Mills now lives in Los Angeles with his wife, the director/artist/writer Miranda July, and their 4-year-old son Hopper. When I meet him at a West Hollywood hotel, he is unshaven and wearing a rumpled but stylish black suit, a grey scarf around his neck instead of a tie. He looks like he should be playing the organ in Bob Dylan’s touring band.
The night before he had done three post-screening Q&As across the city, part of the obligations for directors who release movies during awards season. Earlier in the week, 20th Century Women got a Golden Globe nomination for Best Motion Picture — Musical or Comedy, and though I laughed a lot while watching, it’s not really either. “I’m honored to be thought of as funny,” Mills says.
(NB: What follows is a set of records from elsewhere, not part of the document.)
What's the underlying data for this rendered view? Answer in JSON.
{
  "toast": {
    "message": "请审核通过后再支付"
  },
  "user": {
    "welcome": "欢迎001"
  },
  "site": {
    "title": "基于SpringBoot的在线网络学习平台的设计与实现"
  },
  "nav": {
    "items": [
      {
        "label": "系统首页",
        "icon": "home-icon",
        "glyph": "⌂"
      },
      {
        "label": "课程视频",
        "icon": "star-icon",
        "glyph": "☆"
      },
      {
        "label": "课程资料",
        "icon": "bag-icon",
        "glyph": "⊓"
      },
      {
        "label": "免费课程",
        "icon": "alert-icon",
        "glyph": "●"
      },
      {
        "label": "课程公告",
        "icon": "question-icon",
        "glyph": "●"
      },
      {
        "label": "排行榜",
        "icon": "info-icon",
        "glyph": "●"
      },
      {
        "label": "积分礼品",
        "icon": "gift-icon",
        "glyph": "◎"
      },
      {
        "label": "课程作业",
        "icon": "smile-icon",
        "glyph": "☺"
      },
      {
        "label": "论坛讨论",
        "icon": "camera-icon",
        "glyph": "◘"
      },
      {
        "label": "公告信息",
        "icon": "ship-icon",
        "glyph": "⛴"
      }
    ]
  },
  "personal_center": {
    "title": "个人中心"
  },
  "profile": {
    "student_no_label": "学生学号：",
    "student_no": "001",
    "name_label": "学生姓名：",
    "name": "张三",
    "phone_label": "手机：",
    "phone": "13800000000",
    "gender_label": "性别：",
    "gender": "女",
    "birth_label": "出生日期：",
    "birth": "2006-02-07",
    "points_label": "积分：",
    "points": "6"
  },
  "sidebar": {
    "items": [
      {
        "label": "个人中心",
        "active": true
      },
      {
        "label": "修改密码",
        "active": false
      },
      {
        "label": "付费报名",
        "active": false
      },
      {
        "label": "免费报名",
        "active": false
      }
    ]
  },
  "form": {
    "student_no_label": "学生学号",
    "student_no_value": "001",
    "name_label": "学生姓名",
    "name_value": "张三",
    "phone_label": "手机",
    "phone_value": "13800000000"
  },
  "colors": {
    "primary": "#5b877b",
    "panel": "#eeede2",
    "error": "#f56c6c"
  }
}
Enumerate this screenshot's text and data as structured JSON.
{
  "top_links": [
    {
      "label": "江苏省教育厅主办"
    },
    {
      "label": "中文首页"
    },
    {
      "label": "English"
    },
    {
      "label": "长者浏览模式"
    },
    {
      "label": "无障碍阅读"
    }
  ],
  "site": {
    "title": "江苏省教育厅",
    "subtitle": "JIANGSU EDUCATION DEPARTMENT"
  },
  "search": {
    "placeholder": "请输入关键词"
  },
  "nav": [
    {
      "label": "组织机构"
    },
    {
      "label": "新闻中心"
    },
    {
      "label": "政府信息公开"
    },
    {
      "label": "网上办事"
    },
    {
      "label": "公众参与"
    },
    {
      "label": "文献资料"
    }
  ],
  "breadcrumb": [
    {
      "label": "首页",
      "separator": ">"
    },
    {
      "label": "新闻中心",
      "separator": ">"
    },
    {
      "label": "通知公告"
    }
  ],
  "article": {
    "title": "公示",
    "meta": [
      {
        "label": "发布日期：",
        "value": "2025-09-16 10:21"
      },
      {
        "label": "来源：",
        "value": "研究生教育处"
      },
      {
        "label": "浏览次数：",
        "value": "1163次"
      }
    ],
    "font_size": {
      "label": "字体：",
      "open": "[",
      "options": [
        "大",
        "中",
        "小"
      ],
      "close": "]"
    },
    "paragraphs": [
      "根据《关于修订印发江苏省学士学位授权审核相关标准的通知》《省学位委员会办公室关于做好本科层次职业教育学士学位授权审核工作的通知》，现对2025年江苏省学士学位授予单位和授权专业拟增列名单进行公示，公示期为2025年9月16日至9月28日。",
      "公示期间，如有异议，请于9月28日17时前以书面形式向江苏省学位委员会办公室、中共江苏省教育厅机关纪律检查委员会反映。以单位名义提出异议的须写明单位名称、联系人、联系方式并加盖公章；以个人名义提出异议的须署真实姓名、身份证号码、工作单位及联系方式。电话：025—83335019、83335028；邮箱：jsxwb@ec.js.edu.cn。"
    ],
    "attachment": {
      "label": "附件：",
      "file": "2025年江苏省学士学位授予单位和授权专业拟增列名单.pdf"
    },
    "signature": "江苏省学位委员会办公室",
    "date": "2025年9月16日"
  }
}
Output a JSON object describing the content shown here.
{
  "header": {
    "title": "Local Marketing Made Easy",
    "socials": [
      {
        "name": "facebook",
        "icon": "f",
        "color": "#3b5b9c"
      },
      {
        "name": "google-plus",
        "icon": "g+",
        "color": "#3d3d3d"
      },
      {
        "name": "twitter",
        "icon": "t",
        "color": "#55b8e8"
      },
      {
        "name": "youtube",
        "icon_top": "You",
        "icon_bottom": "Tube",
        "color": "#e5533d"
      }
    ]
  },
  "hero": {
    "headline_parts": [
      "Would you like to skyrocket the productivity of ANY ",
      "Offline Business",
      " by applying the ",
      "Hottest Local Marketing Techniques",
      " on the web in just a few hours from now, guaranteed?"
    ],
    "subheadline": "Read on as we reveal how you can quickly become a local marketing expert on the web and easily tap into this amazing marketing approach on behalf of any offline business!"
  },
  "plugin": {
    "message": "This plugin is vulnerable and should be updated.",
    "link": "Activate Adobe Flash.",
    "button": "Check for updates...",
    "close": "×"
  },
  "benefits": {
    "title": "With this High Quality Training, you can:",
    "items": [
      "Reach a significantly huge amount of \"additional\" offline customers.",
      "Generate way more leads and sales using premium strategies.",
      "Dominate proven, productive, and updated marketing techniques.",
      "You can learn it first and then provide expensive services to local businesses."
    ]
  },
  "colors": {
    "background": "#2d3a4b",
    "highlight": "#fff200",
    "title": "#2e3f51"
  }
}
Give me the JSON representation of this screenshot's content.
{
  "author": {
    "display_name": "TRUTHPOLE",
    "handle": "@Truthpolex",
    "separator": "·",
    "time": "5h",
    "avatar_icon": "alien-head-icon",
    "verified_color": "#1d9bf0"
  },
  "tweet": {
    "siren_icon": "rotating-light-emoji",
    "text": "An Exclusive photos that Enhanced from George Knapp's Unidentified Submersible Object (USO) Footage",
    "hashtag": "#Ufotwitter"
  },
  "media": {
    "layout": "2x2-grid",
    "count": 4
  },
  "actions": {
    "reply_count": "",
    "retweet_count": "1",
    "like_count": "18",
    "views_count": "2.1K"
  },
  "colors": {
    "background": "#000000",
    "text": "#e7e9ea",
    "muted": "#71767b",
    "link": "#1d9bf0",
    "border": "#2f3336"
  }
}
Mills is 50 years old now. In a 2014 project for the San Francisco Museum of Modern Art, he asked a group of pre-adolescents from Silicon Valley what the environment will be like in the future. In Paperboys, he asked his teenage subjects if their jobs will still be around when they’re older. When I ask him what his 13-year-old self would have imagined the world would be like in 2016, he answers, “Just the number 2016 would have seemed laughable. It does to me now even. When I write the date sometimes, I’m like, ‘Blah, that’s like a made-up number.’ My son was born in 2012, or the kid in [20th Century Women] was born in 2000. That just, for whatever reason, makes me just sort of want to fall over.”
As 2016 ends, we are entering uncertain times. Mills agrees that we may be somewhere between an ending and a new beginning, but he’s not making any predictions. “I’m interested in how we get the future wrong all the time, every time,” he says. “We never see the important thing that’s coming. That’s also true for our personal life. It’s out of our control, it’s unpredictable. When it’s good or when it’s bad, it’s fleeting either way.”
Eric Ducker is a writer and editor in Los Angeles.